We decided to go to Their Finest as much to see Bill Nighy as because we knew anything about the film (or strictly speaking, Clang wanted to see Bill Nighy and I wanted to see Gemma Arterton).
What we found was a deeply moving, beautiful, funny film based on Lissa Evans’ book Their Finest Hour and a Half. In spite of Sam Claflin’s character’s rant against the story structure, the film is a classic Hero’s Journey story – and all the better for it. It brings out everything from the horrors of the Blitz to the old school bureaucracy of British government via the chaos of trying to make a film in the middle of a war with no resources.
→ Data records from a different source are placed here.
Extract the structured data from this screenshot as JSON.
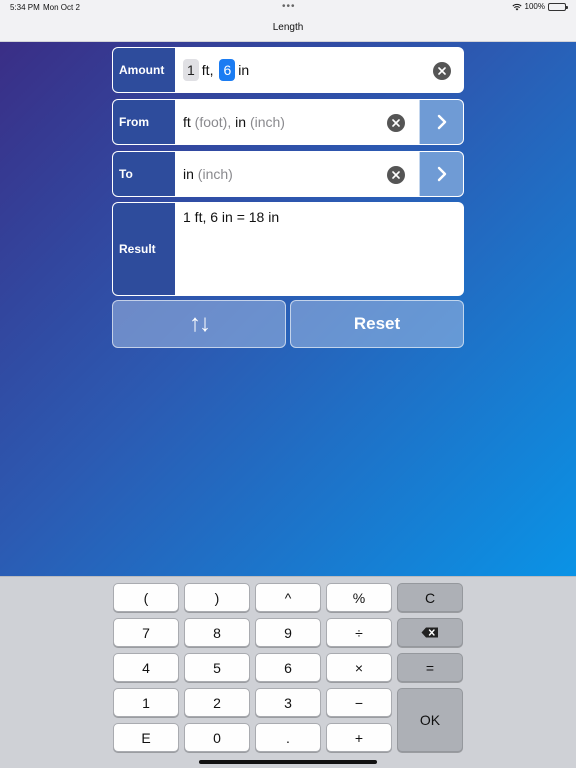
{
  "status": {
    "time": "5:34 PM",
    "date": "Mon Oct 2",
    "battery": "100%",
    "dots": "•••"
  },
  "nav": {
    "title": "Length"
  },
  "amount": {
    "label": "Amount",
    "chip1": "1",
    "unit1": "ft,",
    "chip2": "6",
    "unit2": "in"
  },
  "from": {
    "label": "From",
    "unit1": "ft",
    "name1": "(foot),",
    "unit2": "in",
    "name2": "(inch)"
  },
  "to": {
    "label": "To",
    "unit": "in",
    "name": "(inch)"
  },
  "result": {
    "label": "Result",
    "value": "1 ft, 6 in = 18 in"
  },
  "actions": {
    "swap_label": "↑↓",
    "reset_label": "Reset"
  },
  "keypad": {
    "row1": [
      "(",
      ")",
      "^",
      "%",
      "C"
    ],
    "row2": [
      "7",
      "8",
      "9",
      "÷"
    ],
    "row3": [
      "4",
      "5",
      "6",
      "×",
      "="
    ],
    "row4": [
      "1",
      "2",
      "3",
      "−"
    ],
    "row5": [
      "E",
      "0",
      ".",
      "+"
    ],
    "ok": "OK"
  },
  "colors": {
    "accent": "#1b7cf2",
    "label_bg": "#2e4c9c",
    "arrow_bg": "#6f9bd5"
  }
}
The film’s true glory is in its portrayal of changing relationships – some voluntary, some forced on the characters by the war itself. There is a lot of love and a lot of pain but without sentimentality, as though the war wouldn’t allow for such a luxury. Having said that, one of the most moving scenes (in which Nighy demonstrates his prowess as a singer as well as an actor) takes place in a little pub in Devon one evening after filming has finished for the day.
The role of Catrin Cole suits Aterton well. She shows a softer side whilst letting some of the grit one sees in Byzantium, Alice Creed and Hansel & Gretel seep through when needed. Bill Nighy, of course, just plays Bill Nighy.
Its good to see the BBC producing quality footage as well. When they are good, they are good.
Well worth seeing.